_Problem statement_.
Print out each entry without alteration, and keep the pictures out.

** Opening Dataset block **

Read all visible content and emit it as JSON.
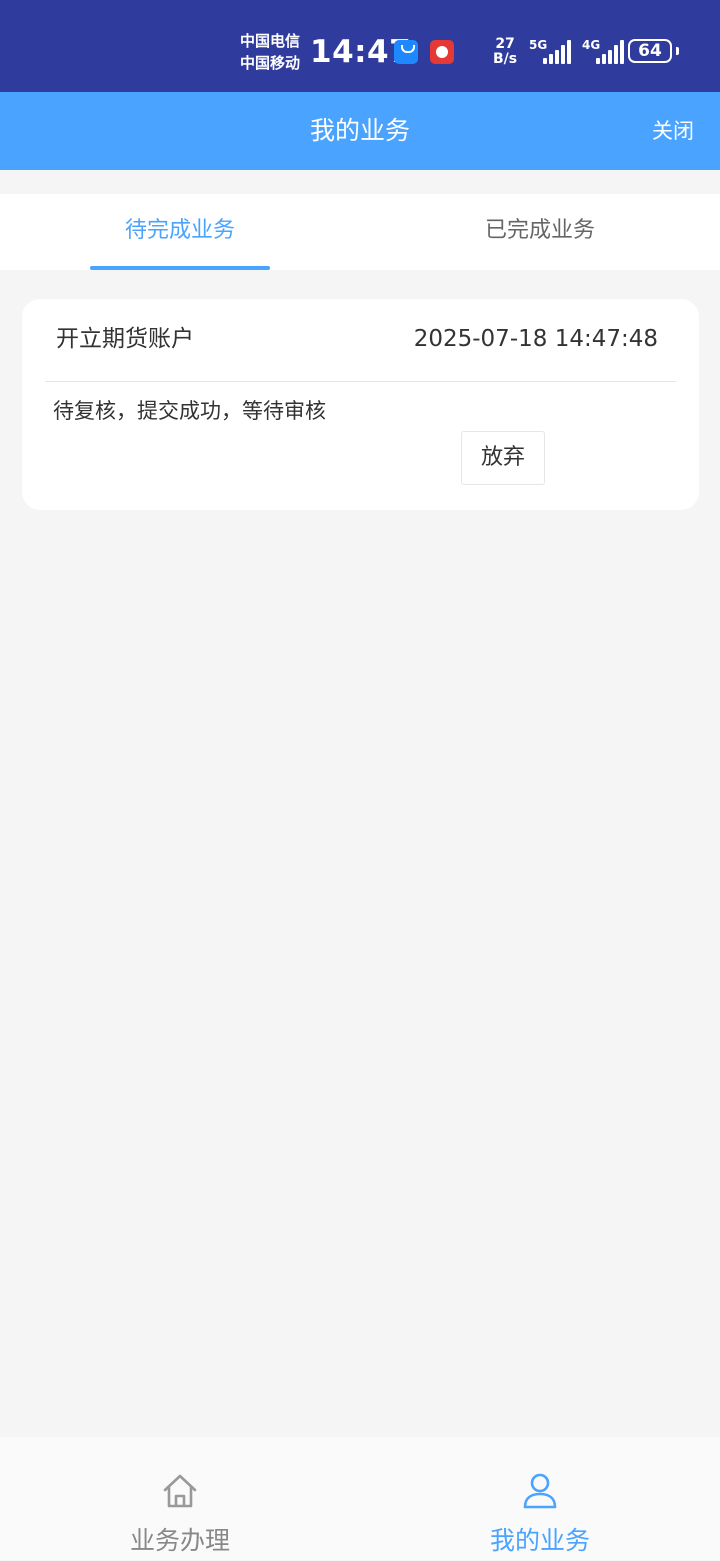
{
  "status_bar": {
    "carrier_1": "中国电信",
    "carrier_2": "中国移动",
    "time": "14:47",
    "net_speed_value": "27",
    "net_speed_unit": "B/s",
    "signal_1_label": "5G",
    "signal_2_label": "4G",
    "battery": "64",
    "icons": [
      "app-store-icon",
      "news-app-icon",
      "signal-icon",
      "battery-icon"
    ]
  },
  "header": {
    "title": "我的业务",
    "close_label": "关闭"
  },
  "tabs": {
    "pending_label": "待完成业务",
    "completed_label": "已完成业务",
    "active": "pending"
  },
  "business_card": {
    "title": "开立期货账户",
    "timestamp": "2025-07-18 14:47:48",
    "status": "待复核，提交成功，等待审核",
    "abandon_label": "放弃"
  },
  "bottom_nav": {
    "home_label": "业务办理",
    "mine_label": "我的业务",
    "home_icon": "house-icon",
    "mine_icon": "user-icon",
    "active": "mine"
  },
  "colors": {
    "status_bar_bg": "#2f3c9e",
    "header_bg": "#4aa3ff",
    "accent": "#4aa3ff",
    "page_bg": "#f5f5f5"
  }
}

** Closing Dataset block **

_Output for this exercise_.
Read all visible content and emit it as JSON.
{
  "status_bar": {
    "carrier_1": "中国电信",
    "carrier_2": "中国移动",
    "time": "14:47",
    "net_speed_value": "27",
    "net_speed_unit": "B/s",
    "signal_1_label": "5G",
    "signal_2_label": "4G",
    "battery": "64",
    "icons": [
      "app-store-icon",
      "news-app-icon",
      "signal-icon",
      "battery-icon"
    ]
  },
  "header": {
    "title": "我的业务",
    "close_label": "关闭"
  },
  "tabs": {
    "pending_label": "待完成业务",
    "completed_label": "已完成业务",
    "active": "pending"
  },
  "business_card": {
    "title": "开立期货账户",
    "timestamp": "2025-07-18 14:47:48",
    "status": "待复核，提交成功，等待审核",
    "abandon_label": "放弃"
  },
  "bottom_nav": {
    "home_label": "业务办理",
    "mine_label": "我的业务",
    "home_icon": "house-icon",
    "mine_icon": "user-icon",
    "active": "mine"
  },
  "colors": {
    "status_bar_bg": "#2f3c9e",
    "header_bg": "#4aa3ff",
    "accent": "#4aa3ff",
    "page_bg": "#f5f5f5"
  }
}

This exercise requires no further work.